Various cooking oils, ghee and/or cream are regular ingredients in Indian sauces. Filipino cuisine uses "toyomansi" as well as different varieties of suka, patis and banana ketchup, among others. Indonesian cuisine uses typical sauces such as kecap manis, bumbu kacang and tauco, while popular hot and spicy sauces are sambal, dabu-dabu and rica-rica. In traditional British cuisine, gravy is a sauce used on roast dinner; the sole survivor of the medieval bread-thickened sauces, bread sauce is one of the oldest sauces in British cooking. Apple sauce, mint sauce and horseradish sauce are used on meat. Redcurrant jelly, mint jelly, white sauce may be used. Salad cream is sometimes used on salads. Ketchup and brown sauce are used on fast-food type dishes. Strong English mustard is used on various foods, as is Worcestershire sauce. Custard is a popular dessert sauce. Other popular sauces include mushroom sauce, marie rose sauce, whisky sauce, Albert sauce and cheddar sauce. In contemporary British cuisine, owing to the wide diversity of British society today, there are many sauces that are of British origin but based upon the cuisine of other countries former colonies such as India.
Sauces in French cuisine date back to the Middle Ages.

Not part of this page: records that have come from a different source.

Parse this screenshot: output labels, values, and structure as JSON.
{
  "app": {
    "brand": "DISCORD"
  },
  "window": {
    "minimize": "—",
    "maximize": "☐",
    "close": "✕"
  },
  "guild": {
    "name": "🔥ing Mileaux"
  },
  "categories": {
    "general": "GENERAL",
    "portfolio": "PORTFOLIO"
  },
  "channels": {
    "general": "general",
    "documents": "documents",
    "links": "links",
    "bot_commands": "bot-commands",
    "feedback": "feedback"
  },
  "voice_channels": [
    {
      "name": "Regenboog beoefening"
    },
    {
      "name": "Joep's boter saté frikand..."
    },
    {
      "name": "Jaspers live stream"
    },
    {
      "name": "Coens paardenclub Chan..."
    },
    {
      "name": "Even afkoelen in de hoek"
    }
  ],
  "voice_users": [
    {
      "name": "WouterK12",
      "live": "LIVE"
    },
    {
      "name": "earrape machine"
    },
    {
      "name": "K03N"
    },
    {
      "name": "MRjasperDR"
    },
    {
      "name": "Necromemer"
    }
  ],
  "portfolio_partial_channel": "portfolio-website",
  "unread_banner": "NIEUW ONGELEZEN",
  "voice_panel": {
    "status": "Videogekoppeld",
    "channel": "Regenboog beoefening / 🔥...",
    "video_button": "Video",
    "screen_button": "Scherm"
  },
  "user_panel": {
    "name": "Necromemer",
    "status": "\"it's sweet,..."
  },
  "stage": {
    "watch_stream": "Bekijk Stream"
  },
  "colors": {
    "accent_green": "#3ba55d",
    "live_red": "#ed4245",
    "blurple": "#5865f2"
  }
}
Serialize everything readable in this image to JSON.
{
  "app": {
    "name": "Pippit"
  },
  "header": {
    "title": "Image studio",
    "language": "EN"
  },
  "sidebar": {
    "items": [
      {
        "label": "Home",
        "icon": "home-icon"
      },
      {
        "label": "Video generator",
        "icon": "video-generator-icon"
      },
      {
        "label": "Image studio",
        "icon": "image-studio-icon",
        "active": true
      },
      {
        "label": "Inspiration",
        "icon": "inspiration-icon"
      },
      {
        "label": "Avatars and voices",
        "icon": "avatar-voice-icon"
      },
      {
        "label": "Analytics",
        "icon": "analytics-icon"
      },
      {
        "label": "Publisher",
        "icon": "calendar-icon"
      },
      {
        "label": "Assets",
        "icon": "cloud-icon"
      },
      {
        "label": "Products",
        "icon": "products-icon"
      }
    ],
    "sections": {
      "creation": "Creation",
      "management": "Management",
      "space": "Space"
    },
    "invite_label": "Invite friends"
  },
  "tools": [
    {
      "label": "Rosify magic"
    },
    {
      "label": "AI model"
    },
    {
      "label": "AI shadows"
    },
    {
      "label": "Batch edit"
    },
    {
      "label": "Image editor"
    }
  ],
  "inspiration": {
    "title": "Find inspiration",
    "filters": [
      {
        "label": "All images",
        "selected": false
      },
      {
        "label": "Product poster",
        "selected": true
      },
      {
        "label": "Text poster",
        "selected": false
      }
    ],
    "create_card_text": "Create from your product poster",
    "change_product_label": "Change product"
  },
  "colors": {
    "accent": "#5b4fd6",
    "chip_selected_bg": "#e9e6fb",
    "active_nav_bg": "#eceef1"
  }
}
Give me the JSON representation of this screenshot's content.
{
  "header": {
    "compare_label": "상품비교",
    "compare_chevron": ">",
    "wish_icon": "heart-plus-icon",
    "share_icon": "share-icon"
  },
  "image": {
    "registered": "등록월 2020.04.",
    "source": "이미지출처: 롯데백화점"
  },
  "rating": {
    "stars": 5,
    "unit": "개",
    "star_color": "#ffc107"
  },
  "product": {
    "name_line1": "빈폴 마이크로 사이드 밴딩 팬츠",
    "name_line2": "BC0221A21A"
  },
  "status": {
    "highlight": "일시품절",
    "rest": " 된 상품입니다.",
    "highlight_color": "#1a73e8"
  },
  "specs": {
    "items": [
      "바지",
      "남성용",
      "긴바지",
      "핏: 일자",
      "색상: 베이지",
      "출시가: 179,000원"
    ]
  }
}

There were many hundreds of sauces in the culinary repertoire. In cuisine classique, sauces were a major defining characteristic of French cuisine. In the early 19th century, the chef Marie-Antoine Carême created an extensive list of sauces, many of which were original recipes, it is unknown how many sauces Carême is responsible for. The cream sauce, in its most popular form around the world, was concurrently created by another chef, Dennis Leblanc, working in the same kitchen as Carême. Carême considered the four grandes sauces to be espagnole, velouté, béchamel, from which a large variety of petites sauces could be composed. In the early 20th century, the chef Auguste Escoffier refined Carême's list of basic sauces in the four editions of his classic Le Guide Culinaire and its abridged English translation A Guide to Modern Cookery, he dropped allemande as he considered it a variation of velouté, added hollandaise and sauce tomate, defining the five fundamental "mother sauces" still used today: Sauce béchamel, milk-based sauce, thickened with a white roux Sauce espagnole, a fortified brown veal stock sauce, thickened with a brown roux Sauce velouté, light stock-based sauce, thickened with a roux or a liaison, a mixture of egg yolks and cream Sauce hollandaise, an emulsion of egg yolk and lemon Sauce tomate, tomato-basedA sauce, derived from one of the mother sauces by augmenting with additional ingredients is sometimes called a "daughter sauce" or "secondary sauce".
Most sauces used in classical cuisine are daughter sauces. For example, béchamel can be made into Mornay by the addition of grated cheese, espag
Calamarata is a kind of thick ring pasta dyed with black squid ink so that they resemble sliced calamari. It originates from Naples in the South of Italy. Calamaretti is the smaller variant of Calamarata. List of pasta